  7. The longevity of health and wellbeing investments

    The longevity of health and wellbeing investments

    The pandemic has accelerated many of society's health and wellbeing issues and structural trends that were already in existence pre-COVID. Private capital can play a role in helping grow the companies that are working to solve these global problems.

  8. Sustainability leadership – women lead the way

    Sustainability leadership – women lead the way

    The global pandemic has led to a greater focus on sustainability and in turn a greater focus towards how companies address the challenges posed by various environmental, social, and governance factors (ESG). This is not least because of increased shareholder pressure. It seems women can play a big role in driving the change.

  9. Smart farming: New face of agriculture

    Smart farming: New face of agriculture

    A growing demand for food is bringing about changes in agriculture, which will mainly be evidenced in precision farming.

  10. Sustainable investing for women

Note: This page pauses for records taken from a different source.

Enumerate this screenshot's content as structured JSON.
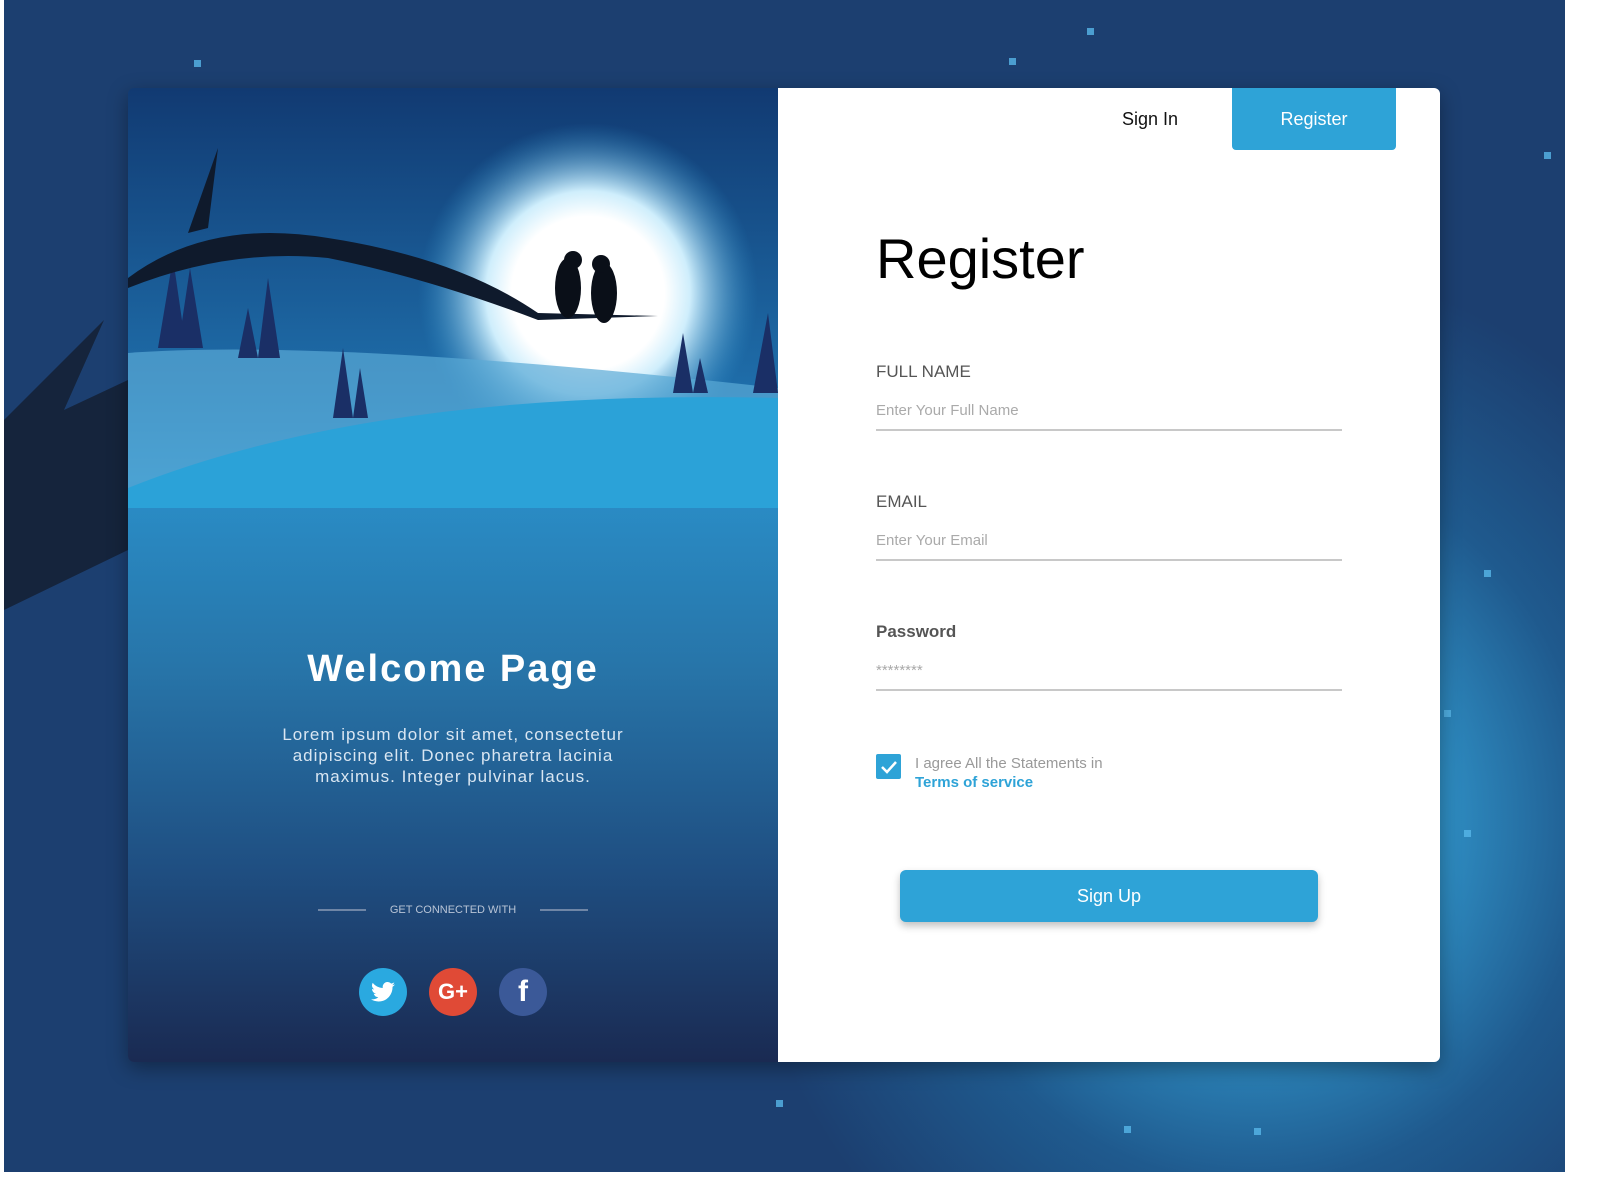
{
  "tabs": {
    "sign_in": "Sign In",
    "register": "Register"
  },
  "welcome": {
    "title": "Welcome Page",
    "text": "Lorem ipsum dolor sit amet, consectetur adipiscing elit. Donec pharetra lacinia maximus. Integer pulvinar lacus.",
    "connect_label": "GET CONNECTED WITH",
    "social": [
      {
        "icon": "twitter-icon",
        "glyph": "🐦",
        "color": "#2aa9e0"
      },
      {
        "icon": "google-plus-icon",
        "glyph": "G+",
        "color": "#e04a36"
      },
      {
        "icon": "facebook-icon",
        "glyph": "f",
        "color": "#3b5998"
      }
    ]
  },
  "form": {
    "title": "Register",
    "full_name": {
      "label": "FULL NAME",
      "placeholder": "Enter Your Full Name"
    },
    "email": {
      "label": "EMAIL",
      "placeholder": "Enter Your Email"
    },
    "password": {
      "label": "Password",
      "placeholder": "********"
    },
    "agree": {
      "checked": true,
      "text": "I agree All the Statements in",
      "link": "Terms of service"
    },
    "submit": "Sign Up"
  },
  "colors": {
    "accent": "#2ea3d7"
  }
}
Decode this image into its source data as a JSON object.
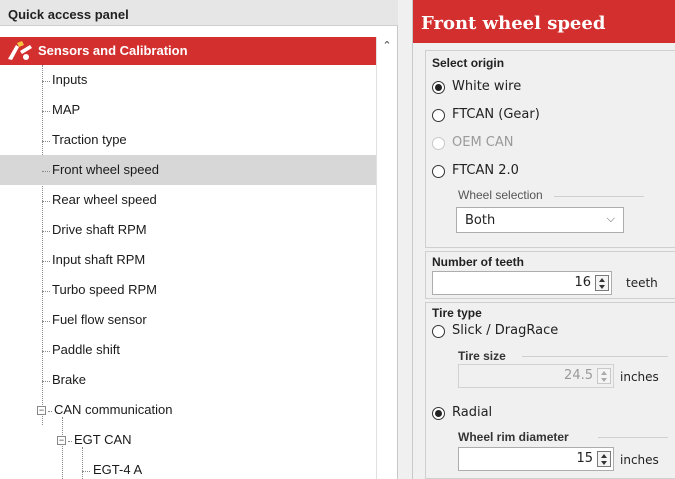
{
  "left_panel": {
    "header": "Quick access panel",
    "category": "Sensors and Calibration",
    "items": [
      {
        "label": "Inputs"
      },
      {
        "label": "MAP"
      },
      {
        "label": "Traction type"
      },
      {
        "label": "Front wheel speed",
        "selected": true
      },
      {
        "label": "Rear wheel speed"
      },
      {
        "label": "Drive shaft RPM"
      },
      {
        "label": "Input shaft RPM"
      },
      {
        "label": "Turbo speed RPM"
      },
      {
        "label": "Fuel flow sensor"
      },
      {
        "label": "Paddle shift"
      },
      {
        "label": "Brake"
      },
      {
        "label": "CAN communication"
      },
      {
        "label": "EGT CAN"
      },
      {
        "label": "EGT-4 A"
      }
    ]
  },
  "right_panel": {
    "title": "Front wheel speed",
    "select_origin": {
      "title": "Select origin",
      "options": [
        {
          "label": "White wire",
          "checked": true
        },
        {
          "label": "FTCAN (Gear)"
        },
        {
          "label": "OEM CAN",
          "disabled": true
        },
        {
          "label": "FTCAN 2.0"
        }
      ],
      "wheel_selection_label": "Wheel selection",
      "wheel_selection_value": "Both"
    },
    "number_of_teeth": {
      "title": "Number of teeth",
      "value": "16",
      "unit": "teeth"
    },
    "tire_type": {
      "title": "Tire type",
      "option_slick": "Slick / DragRace",
      "tire_size_label": "Tire size",
      "tire_size_value": "24.5",
      "tire_size_unit": "inches",
      "option_radial": "Radial",
      "rim_label": "Wheel rim diameter",
      "rim_value": "15",
      "rim_unit": "inches"
    }
  },
  "colors": {
    "accent_red": "#d32f2f",
    "selected_row": "#d7d7d7"
  }
}
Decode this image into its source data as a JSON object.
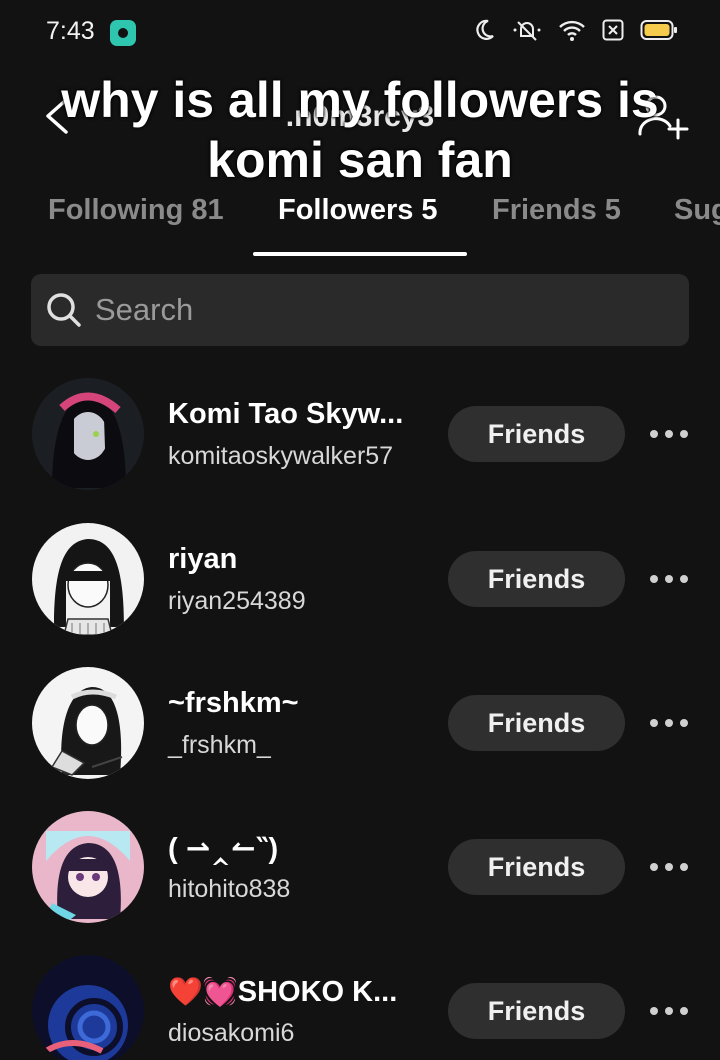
{
  "status_bar": {
    "time": "7:43",
    "icons": [
      "app-notification-icon",
      "moon-icon",
      "mute-icon",
      "wifi-icon",
      "close-box-icon",
      "battery-icon"
    ]
  },
  "header": {
    "username": ".n0m3rcy3",
    "back_icon": "arrow-left-icon",
    "add_icon": "add-friend-icon"
  },
  "overlay_caption": "why is all my followers is komi san fan",
  "tabs": [
    {
      "label": "Following 81",
      "active": false
    },
    {
      "label": "Followers 5",
      "active": true
    },
    {
      "label": "Friends 5",
      "active": false
    },
    {
      "label": "Sug",
      "active": false
    }
  ],
  "search": {
    "placeholder": "Search",
    "value": ""
  },
  "followers": [
    {
      "name": "Komi Tao Skyw...",
      "handle": "komitaoskywalker57",
      "button": "Friends"
    },
    {
      "name": "riyan",
      "handle": "riyan254389",
      "button": "Friends"
    },
    {
      "name": "~frshkm~",
      "handle": "_frshkm_",
      "button": "Friends"
    },
    {
      "name": "( ⇀‸↼‶)",
      "handle": "hitohito838",
      "button": "Friends"
    },
    {
      "name_emoji": "❤️💓",
      "name": "SHOKO K...",
      "handle": "diosakomi6",
      "button": "Friends"
    }
  ],
  "colors": {
    "background": "#121212",
    "search_bg": "#2a2a2a",
    "button_bg": "#2f2f2f",
    "inactive_tab": "#8a8a8a"
  }
}
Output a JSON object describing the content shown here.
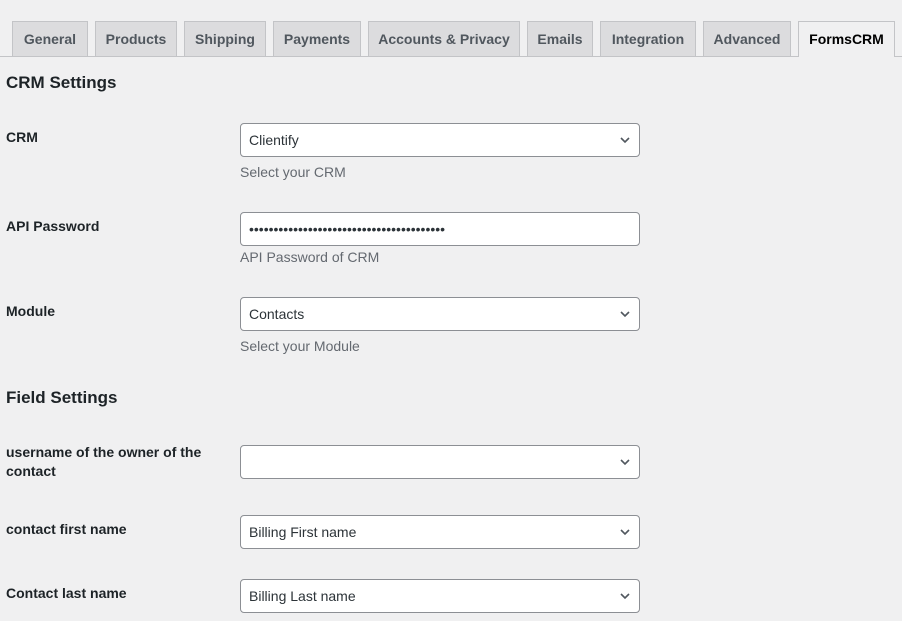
{
  "tabs": [
    {
      "label": "General"
    },
    {
      "label": "Products"
    },
    {
      "label": "Shipping"
    },
    {
      "label": "Payments"
    },
    {
      "label": "Accounts & Privacy"
    },
    {
      "label": "Emails"
    },
    {
      "label": "Integration"
    },
    {
      "label": "Advanced"
    },
    {
      "label": "FormsCRM",
      "active": true
    }
  ],
  "crm_settings": {
    "title": "CRM Settings",
    "crm": {
      "label": "CRM",
      "value": "Clientify",
      "description": "Select your CRM"
    },
    "api_password": {
      "label": "API Password",
      "value": "••••••••••••••••••••••••••••••••••••••••",
      "description": "API Password of CRM"
    },
    "module": {
      "label": "Module",
      "value": "Contacts",
      "description": "Select your Module"
    }
  },
  "field_settings": {
    "title": "Field Settings",
    "fields": [
      {
        "label": "username of the owner of the contact",
        "value": ""
      },
      {
        "label": "contact first name",
        "value": "Billing First name"
      },
      {
        "label": "Contact last name",
        "value": "Billing Last name"
      }
    ]
  },
  "icons": {
    "dropdown": "chevron-down-icon"
  }
}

    Sustainable investing for women


    Women are becoming much more active and confident when it comes to trading and investing. In fact, according to June Felix, Chief Executive Officer of IGY Group (one of the FTSE 250 global online trading businesses), they are generally doing better than men in terms of their investment choices.